[Dataset rows for apps and sites]
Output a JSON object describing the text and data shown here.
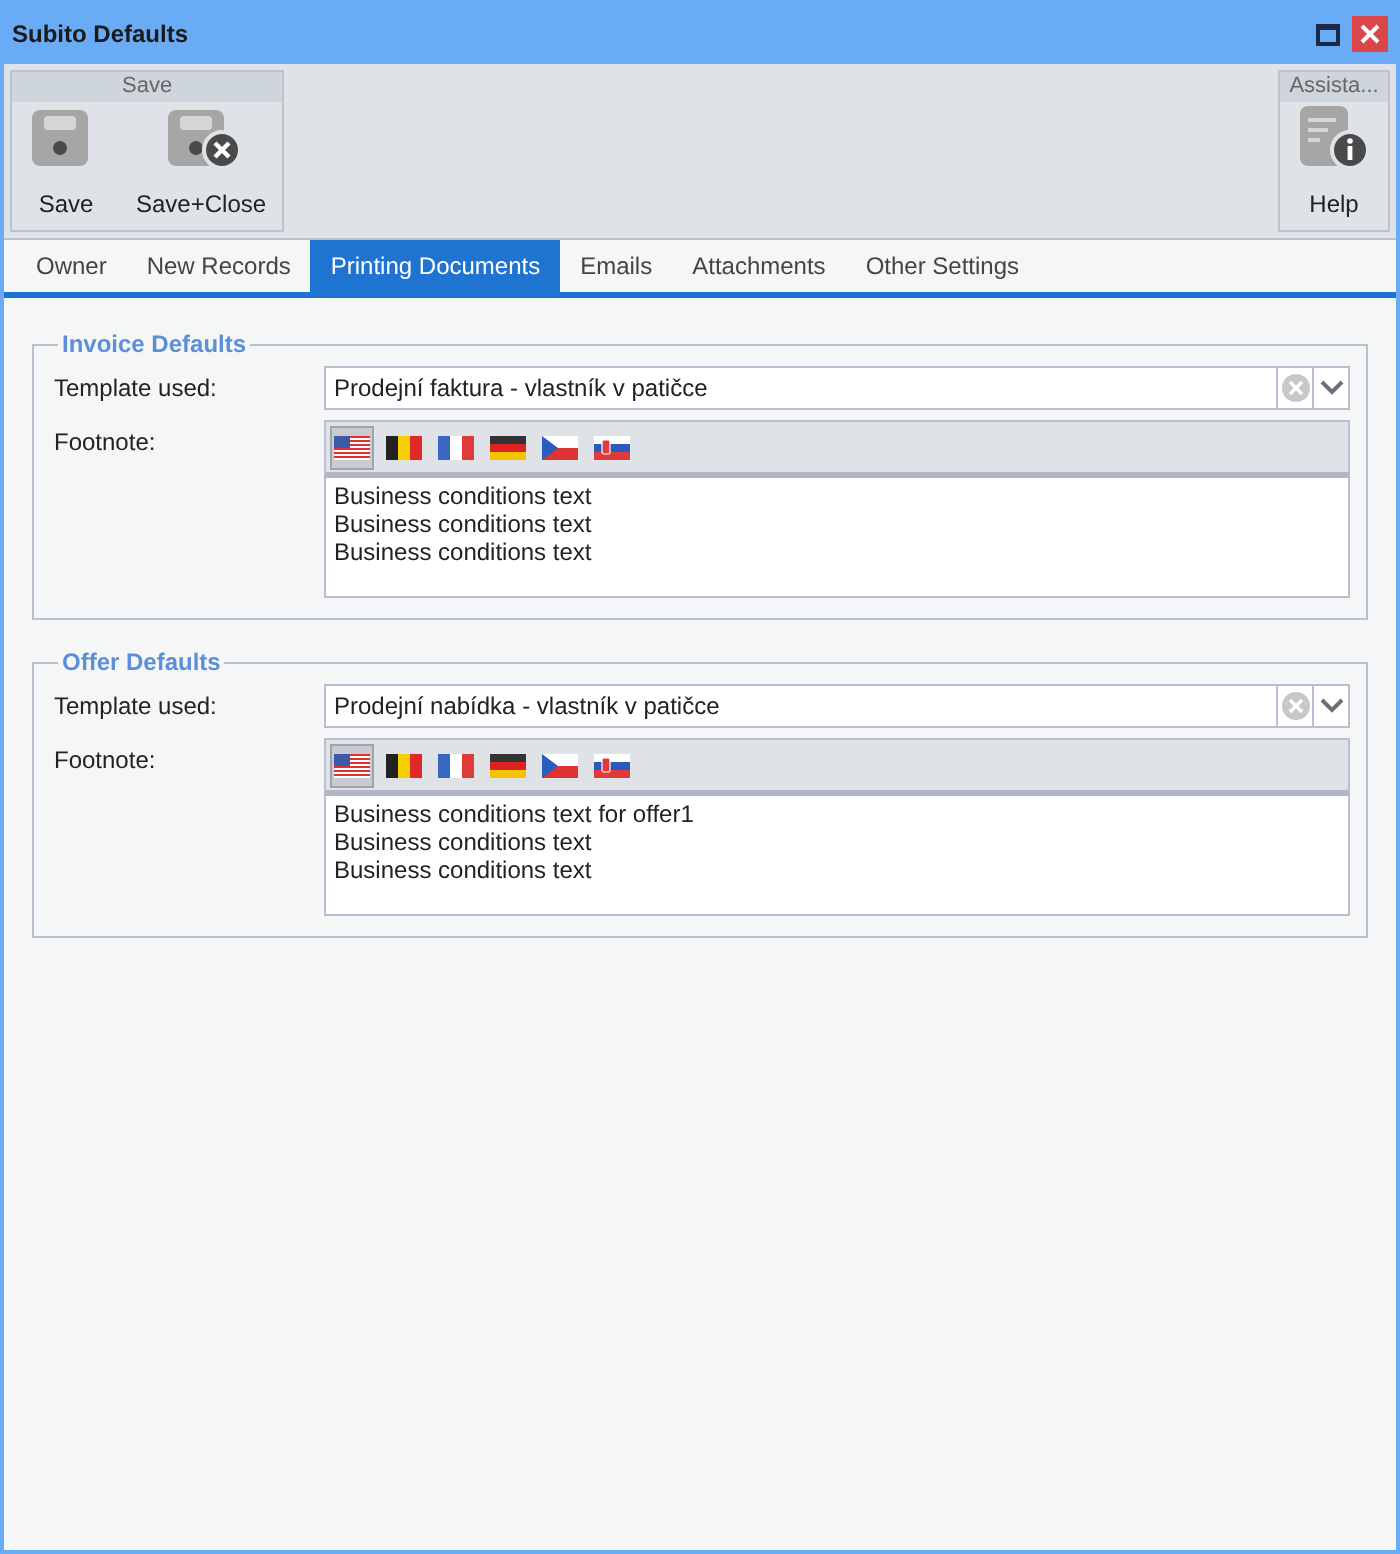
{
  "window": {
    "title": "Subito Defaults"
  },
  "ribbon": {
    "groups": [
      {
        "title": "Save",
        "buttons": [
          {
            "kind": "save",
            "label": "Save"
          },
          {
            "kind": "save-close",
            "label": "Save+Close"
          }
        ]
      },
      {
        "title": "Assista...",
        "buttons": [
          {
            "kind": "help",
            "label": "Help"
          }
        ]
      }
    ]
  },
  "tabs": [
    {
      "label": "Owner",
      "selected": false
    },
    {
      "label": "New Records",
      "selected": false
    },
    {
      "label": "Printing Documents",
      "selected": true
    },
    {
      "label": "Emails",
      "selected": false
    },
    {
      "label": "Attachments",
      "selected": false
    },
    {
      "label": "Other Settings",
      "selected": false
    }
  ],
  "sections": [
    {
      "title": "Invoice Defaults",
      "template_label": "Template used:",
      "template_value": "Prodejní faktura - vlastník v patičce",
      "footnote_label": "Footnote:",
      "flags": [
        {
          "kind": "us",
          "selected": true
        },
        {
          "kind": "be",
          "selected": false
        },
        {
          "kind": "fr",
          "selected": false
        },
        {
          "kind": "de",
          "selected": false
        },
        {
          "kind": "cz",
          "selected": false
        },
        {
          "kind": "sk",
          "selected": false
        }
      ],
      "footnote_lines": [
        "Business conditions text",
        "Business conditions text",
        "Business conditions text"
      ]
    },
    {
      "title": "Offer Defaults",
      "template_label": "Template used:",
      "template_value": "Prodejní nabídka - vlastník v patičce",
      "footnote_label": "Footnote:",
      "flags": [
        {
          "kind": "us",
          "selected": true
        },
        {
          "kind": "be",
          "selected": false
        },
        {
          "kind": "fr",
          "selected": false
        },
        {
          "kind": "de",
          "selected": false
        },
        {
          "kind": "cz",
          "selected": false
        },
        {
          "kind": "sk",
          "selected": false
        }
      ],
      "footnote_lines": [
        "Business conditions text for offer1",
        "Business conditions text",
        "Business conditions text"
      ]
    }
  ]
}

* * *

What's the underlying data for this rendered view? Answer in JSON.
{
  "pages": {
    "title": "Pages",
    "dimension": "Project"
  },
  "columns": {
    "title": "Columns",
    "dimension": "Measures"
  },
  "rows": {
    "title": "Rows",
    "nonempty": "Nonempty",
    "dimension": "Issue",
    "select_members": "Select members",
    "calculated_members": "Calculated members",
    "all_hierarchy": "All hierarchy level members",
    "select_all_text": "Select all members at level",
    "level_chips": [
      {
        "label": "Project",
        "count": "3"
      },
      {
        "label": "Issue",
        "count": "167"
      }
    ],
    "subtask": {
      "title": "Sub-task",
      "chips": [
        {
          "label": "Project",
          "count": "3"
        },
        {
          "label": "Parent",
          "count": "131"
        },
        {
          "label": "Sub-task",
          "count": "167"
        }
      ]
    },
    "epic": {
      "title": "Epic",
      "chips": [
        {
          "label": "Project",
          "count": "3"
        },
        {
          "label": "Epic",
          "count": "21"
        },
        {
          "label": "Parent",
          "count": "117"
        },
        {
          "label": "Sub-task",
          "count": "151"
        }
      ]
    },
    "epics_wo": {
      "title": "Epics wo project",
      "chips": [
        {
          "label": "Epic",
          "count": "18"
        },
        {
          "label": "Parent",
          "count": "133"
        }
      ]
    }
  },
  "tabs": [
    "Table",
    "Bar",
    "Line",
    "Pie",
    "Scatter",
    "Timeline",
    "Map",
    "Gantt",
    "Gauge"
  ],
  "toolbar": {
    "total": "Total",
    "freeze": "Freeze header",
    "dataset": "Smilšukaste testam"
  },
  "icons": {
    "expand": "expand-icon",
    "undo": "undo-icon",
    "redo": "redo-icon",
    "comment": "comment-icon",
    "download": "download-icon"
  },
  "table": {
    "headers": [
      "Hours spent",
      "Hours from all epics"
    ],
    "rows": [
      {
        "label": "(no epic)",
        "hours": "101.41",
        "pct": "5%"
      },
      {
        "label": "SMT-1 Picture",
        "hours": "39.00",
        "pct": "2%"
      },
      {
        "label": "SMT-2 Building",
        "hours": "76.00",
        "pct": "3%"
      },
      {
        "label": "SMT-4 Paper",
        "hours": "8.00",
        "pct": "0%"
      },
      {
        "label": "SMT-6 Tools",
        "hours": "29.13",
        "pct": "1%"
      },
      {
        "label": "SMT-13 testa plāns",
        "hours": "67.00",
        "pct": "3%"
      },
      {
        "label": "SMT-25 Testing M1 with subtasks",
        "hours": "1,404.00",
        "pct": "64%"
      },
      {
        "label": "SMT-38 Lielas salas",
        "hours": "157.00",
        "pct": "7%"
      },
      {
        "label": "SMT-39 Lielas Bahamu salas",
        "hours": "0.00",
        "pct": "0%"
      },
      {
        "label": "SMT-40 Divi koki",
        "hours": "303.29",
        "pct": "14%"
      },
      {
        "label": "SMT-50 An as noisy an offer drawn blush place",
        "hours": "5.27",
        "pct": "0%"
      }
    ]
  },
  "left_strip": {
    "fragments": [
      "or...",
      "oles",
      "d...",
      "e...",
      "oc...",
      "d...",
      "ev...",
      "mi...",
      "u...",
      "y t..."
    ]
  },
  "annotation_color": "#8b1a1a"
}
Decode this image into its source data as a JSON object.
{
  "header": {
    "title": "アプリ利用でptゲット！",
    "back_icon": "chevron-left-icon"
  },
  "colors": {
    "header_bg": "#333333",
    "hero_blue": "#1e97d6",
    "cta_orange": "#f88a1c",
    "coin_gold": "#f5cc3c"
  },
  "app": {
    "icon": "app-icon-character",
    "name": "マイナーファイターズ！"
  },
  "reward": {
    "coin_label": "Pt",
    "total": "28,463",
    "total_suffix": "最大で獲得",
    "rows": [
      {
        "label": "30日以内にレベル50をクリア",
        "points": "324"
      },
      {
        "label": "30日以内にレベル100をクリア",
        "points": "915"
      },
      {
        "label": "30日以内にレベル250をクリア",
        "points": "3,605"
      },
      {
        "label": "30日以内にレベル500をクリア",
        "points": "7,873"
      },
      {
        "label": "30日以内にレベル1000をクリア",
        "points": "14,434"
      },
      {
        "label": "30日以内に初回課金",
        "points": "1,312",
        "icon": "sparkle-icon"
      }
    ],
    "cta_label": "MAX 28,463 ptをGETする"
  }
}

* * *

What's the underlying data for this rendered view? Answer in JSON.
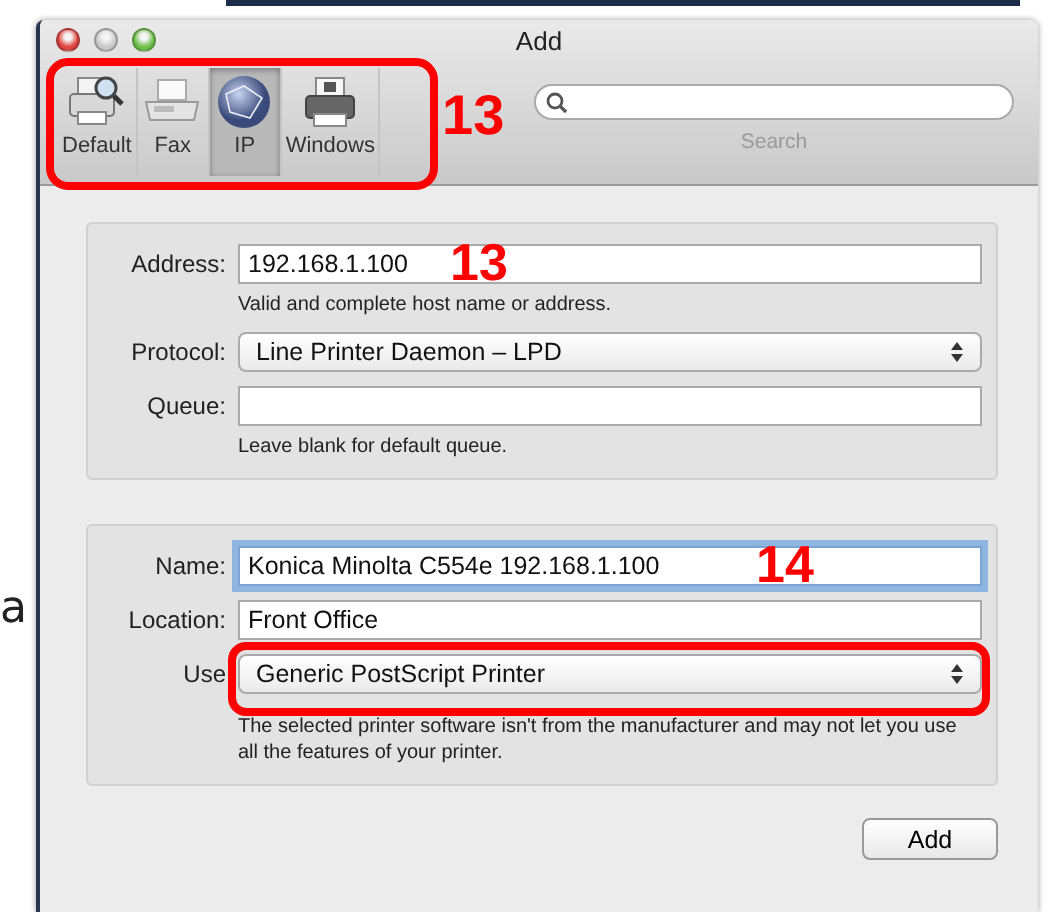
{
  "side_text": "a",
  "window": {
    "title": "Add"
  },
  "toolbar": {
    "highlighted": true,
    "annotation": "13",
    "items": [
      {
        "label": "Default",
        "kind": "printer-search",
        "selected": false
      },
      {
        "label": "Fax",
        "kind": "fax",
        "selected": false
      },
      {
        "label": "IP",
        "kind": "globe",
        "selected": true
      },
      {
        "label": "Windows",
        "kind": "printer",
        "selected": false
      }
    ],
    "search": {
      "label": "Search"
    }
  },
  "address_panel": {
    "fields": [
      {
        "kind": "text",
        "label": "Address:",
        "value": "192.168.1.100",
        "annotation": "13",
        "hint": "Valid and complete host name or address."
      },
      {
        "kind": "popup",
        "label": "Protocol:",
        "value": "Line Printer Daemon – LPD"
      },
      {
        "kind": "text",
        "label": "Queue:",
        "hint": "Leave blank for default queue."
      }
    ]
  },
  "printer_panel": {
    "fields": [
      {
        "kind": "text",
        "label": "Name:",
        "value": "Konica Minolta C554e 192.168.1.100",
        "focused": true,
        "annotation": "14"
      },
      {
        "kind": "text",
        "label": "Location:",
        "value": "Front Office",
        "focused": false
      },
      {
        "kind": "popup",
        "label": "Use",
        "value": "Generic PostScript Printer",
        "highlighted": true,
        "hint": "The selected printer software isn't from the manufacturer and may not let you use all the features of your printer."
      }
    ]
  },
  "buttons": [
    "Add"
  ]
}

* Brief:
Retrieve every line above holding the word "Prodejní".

* Response:
      "template_value": "Prodejní faktura - vlastník v patičce",
      "template_value": "Prodejní nabídka - vlastník v patičce",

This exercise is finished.